YOUR INSTRUCTIONS: When you respond, restate each record exactly as it is given.

RECORD EXTRACTS:
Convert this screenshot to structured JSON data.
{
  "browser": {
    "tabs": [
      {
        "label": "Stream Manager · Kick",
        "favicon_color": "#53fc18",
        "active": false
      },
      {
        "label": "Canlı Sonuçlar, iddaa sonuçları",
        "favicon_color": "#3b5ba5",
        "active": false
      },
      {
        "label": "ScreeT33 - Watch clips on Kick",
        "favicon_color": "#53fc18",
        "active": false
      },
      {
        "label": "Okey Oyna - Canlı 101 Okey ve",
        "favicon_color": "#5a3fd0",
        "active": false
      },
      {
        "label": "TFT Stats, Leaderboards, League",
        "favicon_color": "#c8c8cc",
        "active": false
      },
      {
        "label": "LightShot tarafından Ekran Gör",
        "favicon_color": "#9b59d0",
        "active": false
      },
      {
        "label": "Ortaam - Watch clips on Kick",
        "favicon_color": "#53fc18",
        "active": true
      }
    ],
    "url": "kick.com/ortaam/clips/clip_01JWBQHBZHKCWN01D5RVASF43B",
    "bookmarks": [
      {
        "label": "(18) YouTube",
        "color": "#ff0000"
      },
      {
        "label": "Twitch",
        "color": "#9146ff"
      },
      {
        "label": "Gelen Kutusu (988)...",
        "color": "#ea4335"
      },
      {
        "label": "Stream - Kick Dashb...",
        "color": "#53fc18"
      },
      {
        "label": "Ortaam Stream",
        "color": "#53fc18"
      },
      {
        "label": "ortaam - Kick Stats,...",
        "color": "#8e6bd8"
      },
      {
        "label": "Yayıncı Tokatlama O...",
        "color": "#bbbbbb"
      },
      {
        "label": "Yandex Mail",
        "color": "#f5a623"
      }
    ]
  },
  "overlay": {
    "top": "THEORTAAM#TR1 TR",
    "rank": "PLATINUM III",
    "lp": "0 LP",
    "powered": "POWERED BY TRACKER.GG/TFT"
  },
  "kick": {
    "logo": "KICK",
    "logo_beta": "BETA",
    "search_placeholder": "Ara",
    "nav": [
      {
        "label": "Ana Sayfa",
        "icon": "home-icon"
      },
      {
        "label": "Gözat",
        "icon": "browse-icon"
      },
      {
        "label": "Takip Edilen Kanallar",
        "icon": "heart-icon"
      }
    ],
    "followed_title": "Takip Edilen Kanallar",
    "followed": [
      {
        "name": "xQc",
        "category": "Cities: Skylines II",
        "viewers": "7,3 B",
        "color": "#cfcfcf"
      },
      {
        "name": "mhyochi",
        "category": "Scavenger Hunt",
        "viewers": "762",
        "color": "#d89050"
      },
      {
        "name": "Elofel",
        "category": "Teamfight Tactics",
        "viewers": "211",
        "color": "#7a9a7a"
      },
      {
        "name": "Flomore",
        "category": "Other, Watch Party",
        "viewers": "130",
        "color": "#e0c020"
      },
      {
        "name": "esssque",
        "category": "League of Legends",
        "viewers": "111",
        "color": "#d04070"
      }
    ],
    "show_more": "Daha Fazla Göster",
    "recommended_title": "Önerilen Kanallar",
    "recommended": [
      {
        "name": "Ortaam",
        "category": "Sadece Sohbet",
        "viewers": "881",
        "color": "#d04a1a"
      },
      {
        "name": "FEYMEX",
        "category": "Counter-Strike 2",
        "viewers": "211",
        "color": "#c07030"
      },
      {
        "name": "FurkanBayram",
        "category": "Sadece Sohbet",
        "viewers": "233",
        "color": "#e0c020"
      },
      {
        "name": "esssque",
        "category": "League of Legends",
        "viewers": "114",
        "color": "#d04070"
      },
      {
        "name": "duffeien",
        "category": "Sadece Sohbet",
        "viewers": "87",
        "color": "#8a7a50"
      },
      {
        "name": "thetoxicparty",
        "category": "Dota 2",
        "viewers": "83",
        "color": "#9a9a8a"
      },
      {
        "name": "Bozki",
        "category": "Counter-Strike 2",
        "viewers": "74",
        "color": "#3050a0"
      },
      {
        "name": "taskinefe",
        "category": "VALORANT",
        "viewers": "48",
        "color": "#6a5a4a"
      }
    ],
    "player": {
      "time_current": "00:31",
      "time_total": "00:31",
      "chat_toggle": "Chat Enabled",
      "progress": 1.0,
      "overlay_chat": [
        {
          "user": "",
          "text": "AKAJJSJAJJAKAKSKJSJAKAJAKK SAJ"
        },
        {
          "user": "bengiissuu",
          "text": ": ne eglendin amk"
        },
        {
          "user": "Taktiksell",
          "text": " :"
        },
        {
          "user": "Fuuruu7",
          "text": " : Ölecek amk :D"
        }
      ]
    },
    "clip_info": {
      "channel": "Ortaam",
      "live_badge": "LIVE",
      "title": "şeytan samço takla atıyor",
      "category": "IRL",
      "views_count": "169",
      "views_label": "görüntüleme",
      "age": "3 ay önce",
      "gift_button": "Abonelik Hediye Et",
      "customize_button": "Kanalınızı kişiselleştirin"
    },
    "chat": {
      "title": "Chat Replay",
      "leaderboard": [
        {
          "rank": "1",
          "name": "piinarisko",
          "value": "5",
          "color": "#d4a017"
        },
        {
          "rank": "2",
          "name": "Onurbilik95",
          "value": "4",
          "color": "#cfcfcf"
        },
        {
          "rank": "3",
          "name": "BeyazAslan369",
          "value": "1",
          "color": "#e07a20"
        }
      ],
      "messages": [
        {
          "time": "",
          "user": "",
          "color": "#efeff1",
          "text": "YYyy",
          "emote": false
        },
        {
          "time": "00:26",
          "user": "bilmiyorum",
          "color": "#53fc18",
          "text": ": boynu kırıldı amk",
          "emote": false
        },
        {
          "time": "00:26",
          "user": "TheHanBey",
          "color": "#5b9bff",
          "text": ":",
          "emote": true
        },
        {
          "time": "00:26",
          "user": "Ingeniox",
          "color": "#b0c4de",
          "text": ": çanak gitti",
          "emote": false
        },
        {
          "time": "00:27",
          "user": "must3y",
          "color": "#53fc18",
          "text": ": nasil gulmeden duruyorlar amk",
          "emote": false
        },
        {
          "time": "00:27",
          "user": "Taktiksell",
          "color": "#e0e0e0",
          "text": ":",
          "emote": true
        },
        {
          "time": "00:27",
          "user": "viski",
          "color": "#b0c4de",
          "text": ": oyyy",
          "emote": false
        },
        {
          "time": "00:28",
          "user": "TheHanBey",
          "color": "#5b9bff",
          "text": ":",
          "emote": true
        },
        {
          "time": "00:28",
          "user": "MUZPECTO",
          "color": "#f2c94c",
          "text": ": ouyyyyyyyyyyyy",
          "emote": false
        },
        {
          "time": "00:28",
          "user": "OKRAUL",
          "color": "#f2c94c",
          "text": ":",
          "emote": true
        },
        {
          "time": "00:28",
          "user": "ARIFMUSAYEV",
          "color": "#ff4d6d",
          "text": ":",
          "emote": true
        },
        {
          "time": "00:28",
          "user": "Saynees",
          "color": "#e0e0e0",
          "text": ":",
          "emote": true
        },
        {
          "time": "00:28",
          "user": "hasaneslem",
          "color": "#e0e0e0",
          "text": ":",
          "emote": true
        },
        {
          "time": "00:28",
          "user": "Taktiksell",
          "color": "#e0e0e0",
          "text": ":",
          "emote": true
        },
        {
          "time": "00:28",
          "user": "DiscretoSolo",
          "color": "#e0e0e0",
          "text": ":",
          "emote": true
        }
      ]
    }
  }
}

RESULT:
Convert this screenshot to structured JSON data.
{
  "browser": {
    "tabs": [
      {
        "label": "Stream Manager · Kick",
        "favicon_color": "#53fc18",
        "active": false
      },
      {
        "label": "Canlı Sonuçlar, iddaa sonuçları",
        "favicon_color": "#3b5ba5",
        "active": false
      },
      {
        "label": "ScreeT33 - Watch clips on Kick",
        "favicon_color": "#53fc18",
        "active": false
      },
      {
        "label": "Okey Oyna - Canlı 101 Okey ve",
        "favicon_color": "#5a3fd0",
        "active": false
      },
      {
        "label": "TFT Stats, Leaderboards, League",
        "favicon_color": "#c8c8cc",
        "active": false
      },
      {
        "label": "LightShot tarafından Ekran Gör",
        "favicon_color": "#9b59d0",
        "active": false
      },
      {
        "label": "Ortaam - Watch clips on Kick",
        "favicon_color": "#53fc18",
        "active": true
      }
    ],
    "url": "kick.com/ortaam/clips/clip_01JWBQHBZHKCWN01D5RVASF43B",
    "bookmarks": [
      {
        "label": "(18) YouTube",
        "color": "#ff0000"
      },
      {
        "label": "Twitch",
        "color": "#9146ff"
      },
      {
        "label": "Gelen Kutusu (988)...",
        "color": "#ea4335"
      },
      {
        "label": "Stream - Kick Dashb...",
        "color": "#53fc18"
      },
      {
        "label": "Ortaam Stream",
        "color": "#53fc18"
      },
      {
        "label": "ortaam - Kick Stats,...",
        "color": "#8e6bd8"
      },
      {
        "label": "Yayıncı Tokatlama O...",
        "color": "#bbbbbb"
      },
      {
        "label": "Yandex Mail",
        "color": "#f5a623"
      }
    ]
  },
  "overlay": {
    "top": "THEORTAAM#TR1 TR",
    "rank": "PLATINUM III",
    "lp": "0 LP",
    "powered": "POWERED BY TRACKER.GG/TFT"
  },
  "kick": {
    "logo": "KICK",
    "logo_beta": "BETA",
    "search_placeholder": "Ara",
    "nav": [
      {
        "label": "Ana Sayfa",
        "icon": "home-icon"
      },
      {
        "label": "Gözat",
        "icon": "browse-icon"
      },
      {
        "label": "Takip Edilen Kanallar",
        "icon": "heart-icon"
      }
    ],
    "followed_title": "Takip Edilen Kanallar",
    "followed": [
      {
        "name": "xQc",
        "category": "Cities: Skylines II",
        "viewers": "7,3 B",
        "color": "#cfcfcf"
      },
      {
        "name": "mhyochi",
        "category": "Scavenger Hunt",
        "viewers": "762",
        "color": "#d89050"
      },
      {
        "name": "Elofel",
        "category": "Teamfight Tactics",
        "viewers": "211",
        "color": "#7a9a7a"
      },
      {
        "name": "Flomore",
        "category": "Other, Watch Party",
        "viewers": "130",
        "color": "#e0c020"
      },
      {
        "name": "esssque",
        "category": "League of Legends",
        "viewers": "111",
        "color": "#d04070"
      }
    ],
    "show_more": "Daha Fazla Göster",
    "recommended_title": "Önerilen Kanallar",
    "recommended": [
      {
        "name": "Ortaam",
        "category": "Sadece Sohbet",
        "viewers": "881",
        "color": "#d04a1a"
      },
      {
        "name": "FEYMEX",
        "category": "Counter-Strike 2",
        "viewers": "211",
        "color": "#c07030"
      },
      {
        "name": "FurkanBayram",
        "category": "Sadece Sohbet",
        "viewers": "233",
        "color": "#e0c020"
      },
      {
        "name": "esssque",
        "category": "League of Legends",
        "viewers": "114",
        "color": "#d04070"
      },
      {
        "name": "duffeien",
        "category": "Sadece Sohbet",
        "viewers": "87",
        "color": "#8a7a50"
      },
      {
        "name": "thetoxicparty",
        "category": "Dota 2",
        "viewers": "83",
        "color": "#9a9a8a"
      },
      {
        "name": "Bozki",
        "category": "Counter-Strike 2",
        "viewers": "74",
        "color": "#3050a0"
      },
      {
        "name": "taskinefe",
        "category": "VALORANT",
        "viewers": "48",
        "color": "#6a5a4a"
      }
    ],
    "player": {
      "time_current": "00:31",
      "time_total": "00:31",
      "chat_toggle": "Chat Enabled",
      "progress": 1.0,
      "overlay_chat": [
        {
          "user": "",
          "text": "AKAJJSJAJJAKAKSKJSJAKAJAKK SAJ"
        },
        {
          "user": "bengiissuu",
          "text": ": ne eglendin amk"
        },
        {
          "user": "Taktiksell",
          "text": " :"
        },
        {
          "user": "Fuuruu7",
          "text": " : Ölecek amk :D"
        }
      ]
    },
    "clip_info": {
      "channel": "Ortaam",
      "live_badge": "LIVE",
      "title": "şeytan samço takla atıyor",
      "category": "IRL",
      "views_count": "169",
      "views_label": "görüntüleme",
      "age": "3 ay önce",
      "gift_button": "Abonelik Hediye Et",
      "customize_button": "Kanalınızı kişiselleştirin"
    },
    "chat": {
      "title": "Chat Replay",
      "leaderboard": [
        {
          "rank": "1",
          "name": "piinarisko",
          "value": "5",
          "color": "#d4a017"
        },
        {
          "rank": "2",
          "name": "Onurbilik95",
          "value": "4",
          "color": "#cfcfcf"
        },
        {
          "rank": "3",
          "name": "BeyazAslan369",
          "value": "1",
          "color": "#e07a20"
        }
      ],
      "messages": [
        {
          "time": "",
          "user": "",
          "color": "#efeff1",
          "text": "YYyy",
          "emote": false
        },
        {
          "time": "00:26",
          "user": "bilmiyorum",
          "color": "#53fc18",
          "text": ": boynu kırıldı amk",
          "emote": false
        },
        {
          "time": "00:26",
          "user": "TheHanBey",
          "color": "#5b9bff",
          "text": ":",
          "emote": true
        },
        {
          "time": "00:26",
          "user": "Ingeniox",
          "color": "#b0c4de",
          "text": ": çanak gitti",
          "emote": false
        },
        {
          "time": "00:27",
          "user": "must3y",
          "color": "#53fc18",
          "text": ": nasil gulmeden duruyorlar amk",
          "emote": false
        },
        {
          "time": "00:27",
          "user": "Taktiksell",
          "color": "#e0e0e0",
          "text": ":",
          "emote": true
        },
        {
          "time": "00:27",
          "user": "viski",
          "color": "#b0c4de",
          "text": ": oyyy",
          "emote": false
        },
        {
          "time": "00:28",
          "user": "TheHanBey",
          "color": "#5b9bff",
          "text": ":",
          "emote": true
        },
        {
          "time": "00:28",
          "user": "MUZPECTO",
          "color": "#f2c94c",
          "text": ": ouyyyyyyyyyyyy",
          "emote": false
        },
        {
          "time": "00:28",
          "user": "OKRAUL",
          "color": "#f2c94c",
          "text": ":",
          "emote": true
        },
        {
          "time": "00:28",
          "user": "ARIFMUSAYEV",
          "color": "#ff4d6d",
          "text": ":",
          "emote": true
        },
        {
          "time": "00:28",
          "user": "Saynees",
          "color": "#e0e0e0",
          "text": ":",
          "emote": true
        },
        {
          "time": "00:28",
          "user": "hasaneslem",
          "color": "#e0e0e0",
          "text": ":",
          "emote": true
        },
        {
          "time": "00:28",
          "user": "Taktiksell",
          "color": "#e0e0e0",
          "text": ":",
          "emote": true
        },
        {
          "time": "00:28",
          "user": "DiscretoSolo",
          "color": "#e0e0e0",
          "text": ":",
          "emote": true
        }
      ]
    }
  }
}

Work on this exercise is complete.